Top of MATERIAL PROVIDED

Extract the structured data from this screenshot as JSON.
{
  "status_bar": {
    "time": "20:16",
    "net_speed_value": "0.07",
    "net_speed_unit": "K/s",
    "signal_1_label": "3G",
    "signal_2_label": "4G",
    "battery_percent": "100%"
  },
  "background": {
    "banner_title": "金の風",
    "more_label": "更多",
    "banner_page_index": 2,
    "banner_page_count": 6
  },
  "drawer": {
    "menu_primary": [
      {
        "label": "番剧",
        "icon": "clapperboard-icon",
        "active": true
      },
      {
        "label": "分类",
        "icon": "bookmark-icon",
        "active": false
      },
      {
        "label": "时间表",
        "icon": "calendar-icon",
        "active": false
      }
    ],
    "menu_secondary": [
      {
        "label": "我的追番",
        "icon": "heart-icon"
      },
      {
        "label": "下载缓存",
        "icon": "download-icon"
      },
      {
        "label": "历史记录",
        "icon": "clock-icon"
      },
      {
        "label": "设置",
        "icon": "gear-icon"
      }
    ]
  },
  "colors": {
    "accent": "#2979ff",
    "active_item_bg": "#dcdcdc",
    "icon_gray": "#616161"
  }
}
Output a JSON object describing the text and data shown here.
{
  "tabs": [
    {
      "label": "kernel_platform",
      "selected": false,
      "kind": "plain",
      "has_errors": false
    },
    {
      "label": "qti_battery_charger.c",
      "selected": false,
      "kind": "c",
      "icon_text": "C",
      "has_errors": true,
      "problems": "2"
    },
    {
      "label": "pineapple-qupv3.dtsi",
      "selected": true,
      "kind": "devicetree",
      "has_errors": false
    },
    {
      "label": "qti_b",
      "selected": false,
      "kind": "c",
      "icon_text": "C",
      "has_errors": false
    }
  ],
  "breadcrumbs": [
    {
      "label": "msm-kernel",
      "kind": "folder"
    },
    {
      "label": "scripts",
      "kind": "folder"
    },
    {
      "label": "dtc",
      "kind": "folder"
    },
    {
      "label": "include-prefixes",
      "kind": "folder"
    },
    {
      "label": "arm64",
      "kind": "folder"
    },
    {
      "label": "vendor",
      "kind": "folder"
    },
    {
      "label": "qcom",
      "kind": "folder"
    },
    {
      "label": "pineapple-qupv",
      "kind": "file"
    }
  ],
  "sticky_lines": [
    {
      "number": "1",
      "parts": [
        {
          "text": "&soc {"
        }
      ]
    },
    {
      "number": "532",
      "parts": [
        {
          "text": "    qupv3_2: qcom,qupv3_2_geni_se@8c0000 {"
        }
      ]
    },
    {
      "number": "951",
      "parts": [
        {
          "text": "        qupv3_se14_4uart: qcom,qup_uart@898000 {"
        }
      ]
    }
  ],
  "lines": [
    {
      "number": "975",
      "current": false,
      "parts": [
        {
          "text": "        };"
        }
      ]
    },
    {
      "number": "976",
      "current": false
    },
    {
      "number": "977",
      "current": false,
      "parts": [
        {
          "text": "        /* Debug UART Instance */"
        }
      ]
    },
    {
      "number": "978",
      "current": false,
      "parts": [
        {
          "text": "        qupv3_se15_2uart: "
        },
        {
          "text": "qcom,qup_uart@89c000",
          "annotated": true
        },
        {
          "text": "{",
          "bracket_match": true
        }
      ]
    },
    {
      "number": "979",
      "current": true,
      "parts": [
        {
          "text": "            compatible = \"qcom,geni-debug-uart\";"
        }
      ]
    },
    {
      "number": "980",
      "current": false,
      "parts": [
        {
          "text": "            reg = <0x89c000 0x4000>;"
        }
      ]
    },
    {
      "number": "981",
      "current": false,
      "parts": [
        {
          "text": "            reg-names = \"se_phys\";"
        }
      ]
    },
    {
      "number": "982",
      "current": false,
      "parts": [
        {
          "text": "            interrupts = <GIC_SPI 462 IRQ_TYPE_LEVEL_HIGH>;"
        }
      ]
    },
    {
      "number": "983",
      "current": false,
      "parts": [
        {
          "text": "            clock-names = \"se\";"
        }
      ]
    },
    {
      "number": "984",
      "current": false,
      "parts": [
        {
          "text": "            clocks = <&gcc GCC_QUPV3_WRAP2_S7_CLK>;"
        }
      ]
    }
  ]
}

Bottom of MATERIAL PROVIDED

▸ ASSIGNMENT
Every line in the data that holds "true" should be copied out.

▸ REPLY
        "active": true
      "has_errors": true,
      "selected": true,
          "annotated": true
          "bracket_match": true
      "current": true,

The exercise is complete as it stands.